What the task asks> Below are records; report the number of lines among them that include the word "this", and nothing further.

Records supplied>
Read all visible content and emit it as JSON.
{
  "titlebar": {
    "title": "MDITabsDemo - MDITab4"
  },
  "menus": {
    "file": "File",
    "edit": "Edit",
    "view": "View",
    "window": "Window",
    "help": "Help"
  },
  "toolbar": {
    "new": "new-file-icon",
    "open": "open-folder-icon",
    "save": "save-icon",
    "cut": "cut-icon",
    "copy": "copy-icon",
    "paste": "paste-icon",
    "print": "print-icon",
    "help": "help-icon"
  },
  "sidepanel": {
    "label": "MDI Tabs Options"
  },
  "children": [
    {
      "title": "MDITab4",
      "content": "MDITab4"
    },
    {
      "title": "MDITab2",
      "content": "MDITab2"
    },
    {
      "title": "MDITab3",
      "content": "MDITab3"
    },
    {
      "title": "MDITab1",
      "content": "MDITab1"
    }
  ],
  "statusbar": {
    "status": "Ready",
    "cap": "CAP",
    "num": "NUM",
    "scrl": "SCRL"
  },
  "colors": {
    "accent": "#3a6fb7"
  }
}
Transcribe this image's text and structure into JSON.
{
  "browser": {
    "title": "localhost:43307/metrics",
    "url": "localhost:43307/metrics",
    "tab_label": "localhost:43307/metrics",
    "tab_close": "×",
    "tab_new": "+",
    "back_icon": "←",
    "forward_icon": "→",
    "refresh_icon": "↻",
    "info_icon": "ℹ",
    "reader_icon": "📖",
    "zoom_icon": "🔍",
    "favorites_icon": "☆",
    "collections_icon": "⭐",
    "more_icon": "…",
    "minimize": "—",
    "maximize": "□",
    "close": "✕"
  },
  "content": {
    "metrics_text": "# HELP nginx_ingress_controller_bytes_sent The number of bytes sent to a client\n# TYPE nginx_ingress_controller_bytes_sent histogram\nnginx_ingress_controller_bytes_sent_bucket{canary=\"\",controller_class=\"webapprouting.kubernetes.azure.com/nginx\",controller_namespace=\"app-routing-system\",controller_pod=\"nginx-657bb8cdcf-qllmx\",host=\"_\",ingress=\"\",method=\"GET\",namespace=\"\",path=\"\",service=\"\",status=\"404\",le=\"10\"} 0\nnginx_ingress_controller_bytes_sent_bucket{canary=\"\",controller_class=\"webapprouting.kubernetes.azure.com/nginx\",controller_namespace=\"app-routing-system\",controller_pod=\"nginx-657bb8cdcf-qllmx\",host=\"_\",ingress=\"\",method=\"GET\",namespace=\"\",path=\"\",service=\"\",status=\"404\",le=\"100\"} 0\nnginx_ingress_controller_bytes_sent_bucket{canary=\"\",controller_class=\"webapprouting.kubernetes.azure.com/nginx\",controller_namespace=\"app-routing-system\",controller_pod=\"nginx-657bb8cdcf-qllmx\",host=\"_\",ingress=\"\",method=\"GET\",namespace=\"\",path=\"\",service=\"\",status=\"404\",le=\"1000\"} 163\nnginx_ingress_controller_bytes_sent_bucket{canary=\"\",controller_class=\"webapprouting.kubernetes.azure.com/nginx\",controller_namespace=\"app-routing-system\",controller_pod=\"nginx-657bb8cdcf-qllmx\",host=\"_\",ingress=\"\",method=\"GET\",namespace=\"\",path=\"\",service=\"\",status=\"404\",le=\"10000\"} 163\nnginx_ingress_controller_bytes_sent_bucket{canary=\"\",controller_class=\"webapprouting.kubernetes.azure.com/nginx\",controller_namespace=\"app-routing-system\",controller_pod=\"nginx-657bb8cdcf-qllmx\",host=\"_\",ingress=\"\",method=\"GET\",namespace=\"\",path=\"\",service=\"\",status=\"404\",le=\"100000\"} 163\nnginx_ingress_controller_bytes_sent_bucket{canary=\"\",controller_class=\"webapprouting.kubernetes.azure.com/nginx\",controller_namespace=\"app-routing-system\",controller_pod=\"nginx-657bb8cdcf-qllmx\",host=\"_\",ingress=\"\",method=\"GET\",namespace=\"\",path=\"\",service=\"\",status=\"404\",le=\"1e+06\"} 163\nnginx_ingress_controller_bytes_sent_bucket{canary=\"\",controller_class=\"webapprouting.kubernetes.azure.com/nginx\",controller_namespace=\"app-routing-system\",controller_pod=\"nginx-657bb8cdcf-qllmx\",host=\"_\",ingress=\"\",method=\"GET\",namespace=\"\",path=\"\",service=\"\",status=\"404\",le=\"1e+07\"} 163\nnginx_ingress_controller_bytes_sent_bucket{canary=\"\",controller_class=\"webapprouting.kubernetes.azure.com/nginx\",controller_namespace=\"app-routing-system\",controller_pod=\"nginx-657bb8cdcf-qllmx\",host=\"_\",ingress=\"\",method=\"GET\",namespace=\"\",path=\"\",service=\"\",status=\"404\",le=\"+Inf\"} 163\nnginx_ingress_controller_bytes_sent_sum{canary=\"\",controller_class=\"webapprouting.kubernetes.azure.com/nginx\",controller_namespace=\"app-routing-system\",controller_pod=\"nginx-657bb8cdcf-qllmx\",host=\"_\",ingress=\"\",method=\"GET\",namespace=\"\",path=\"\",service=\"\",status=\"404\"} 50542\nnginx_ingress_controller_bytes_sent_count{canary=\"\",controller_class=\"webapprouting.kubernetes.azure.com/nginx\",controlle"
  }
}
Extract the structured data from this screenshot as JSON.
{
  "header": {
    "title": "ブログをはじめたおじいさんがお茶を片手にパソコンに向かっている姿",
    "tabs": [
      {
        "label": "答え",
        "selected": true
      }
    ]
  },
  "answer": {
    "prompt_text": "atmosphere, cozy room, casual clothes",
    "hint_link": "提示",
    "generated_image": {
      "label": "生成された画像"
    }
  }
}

Expected output> 2